A word-for-word restatement of the listing is the only acceptable answer.

Content starts

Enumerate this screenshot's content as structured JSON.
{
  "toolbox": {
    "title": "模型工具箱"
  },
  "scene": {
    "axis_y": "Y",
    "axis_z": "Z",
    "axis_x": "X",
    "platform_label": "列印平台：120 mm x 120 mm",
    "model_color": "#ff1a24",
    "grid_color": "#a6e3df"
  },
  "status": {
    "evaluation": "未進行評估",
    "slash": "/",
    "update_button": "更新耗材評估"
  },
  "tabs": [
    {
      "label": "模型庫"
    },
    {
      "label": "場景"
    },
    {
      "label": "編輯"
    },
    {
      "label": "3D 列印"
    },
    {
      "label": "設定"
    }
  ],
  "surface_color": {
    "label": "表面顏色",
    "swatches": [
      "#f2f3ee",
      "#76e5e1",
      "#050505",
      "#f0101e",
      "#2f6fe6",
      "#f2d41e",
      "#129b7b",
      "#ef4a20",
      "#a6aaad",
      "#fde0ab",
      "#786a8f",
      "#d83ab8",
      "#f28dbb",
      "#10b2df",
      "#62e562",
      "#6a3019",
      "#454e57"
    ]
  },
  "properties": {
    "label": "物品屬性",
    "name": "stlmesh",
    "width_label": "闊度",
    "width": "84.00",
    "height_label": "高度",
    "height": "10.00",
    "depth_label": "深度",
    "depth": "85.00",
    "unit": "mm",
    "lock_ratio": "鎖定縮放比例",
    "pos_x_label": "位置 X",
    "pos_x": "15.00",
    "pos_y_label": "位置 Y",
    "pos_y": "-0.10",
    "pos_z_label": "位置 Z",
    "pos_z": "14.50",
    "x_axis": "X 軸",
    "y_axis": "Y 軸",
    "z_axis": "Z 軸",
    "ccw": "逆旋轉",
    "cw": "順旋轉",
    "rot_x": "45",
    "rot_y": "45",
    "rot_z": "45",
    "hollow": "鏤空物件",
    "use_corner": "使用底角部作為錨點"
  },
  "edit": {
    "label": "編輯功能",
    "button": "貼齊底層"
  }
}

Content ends

ANSWER TO THIS TASK:
Enumerate this screenshot's content as structured JSON.
{
  "toolbox": {
    "title": "模型工具箱"
  },
  "scene": {
    "axis_y": "Y",
    "axis_z": "Z",
    "axis_x": "X",
    "platform_label": "列印平台：120 mm x 120 mm",
    "model_color": "#ff1a24",
    "grid_color": "#a6e3df"
  },
  "status": {
    "evaluation": "未進行評估",
    "slash": "/",
    "update_button": "更新耗材評估"
  },
  "tabs": [
    {
      "label": "模型庫"
    },
    {
      "label": "場景"
    },
    {
      "label": "編輯"
    },
    {
      "label": "3D 列印"
    },
    {
      "label": "設定"
    }
  ],
  "surface_color": {
    "label": "表面顏色",
    "swatches": [
      "#f2f3ee",
      "#76e5e1",
      "#050505",
      "#f0101e",
      "#2f6fe6",
      "#f2d41e",
      "#129b7b",
      "#ef4a20",
      "#a6aaad",
      "#fde0ab",
      "#786a8f",
      "#d83ab8",
      "#f28dbb",
      "#10b2df",
      "#62e562",
      "#6a3019",
      "#454e57"
    ]
  },
  "properties": {
    "label": "物品屬性",
    "name": "stlmesh",
    "width_label": "闊度",
    "width": "84.00",
    "height_label": "高度",
    "height": "10.00",
    "depth_label": "深度",
    "depth": "85.00",
    "unit": "mm",
    "lock_ratio": "鎖定縮放比例",
    "pos_x_label": "位置 X",
    "pos_x": "15.00",
    "pos_y_label": "位置 Y",
    "pos_y": "-0.10",
    "pos_z_label": "位置 Z",
    "pos_z": "14.50",
    "x_axis": "X 軸",
    "y_axis": "Y 軸",
    "z_axis": "Z 軸",
    "ccw": "逆旋轉",
    "cw": "順旋轉",
    "rot_x": "45",
    "rot_y": "45",
    "rot_z": "45",
    "hollow": "鏤空物件",
    "use_corner": "使用底角部作為錨點"
  },
  "edit": {
    "label": "編輯功能",
    "button": "貼齊底層"
  }
}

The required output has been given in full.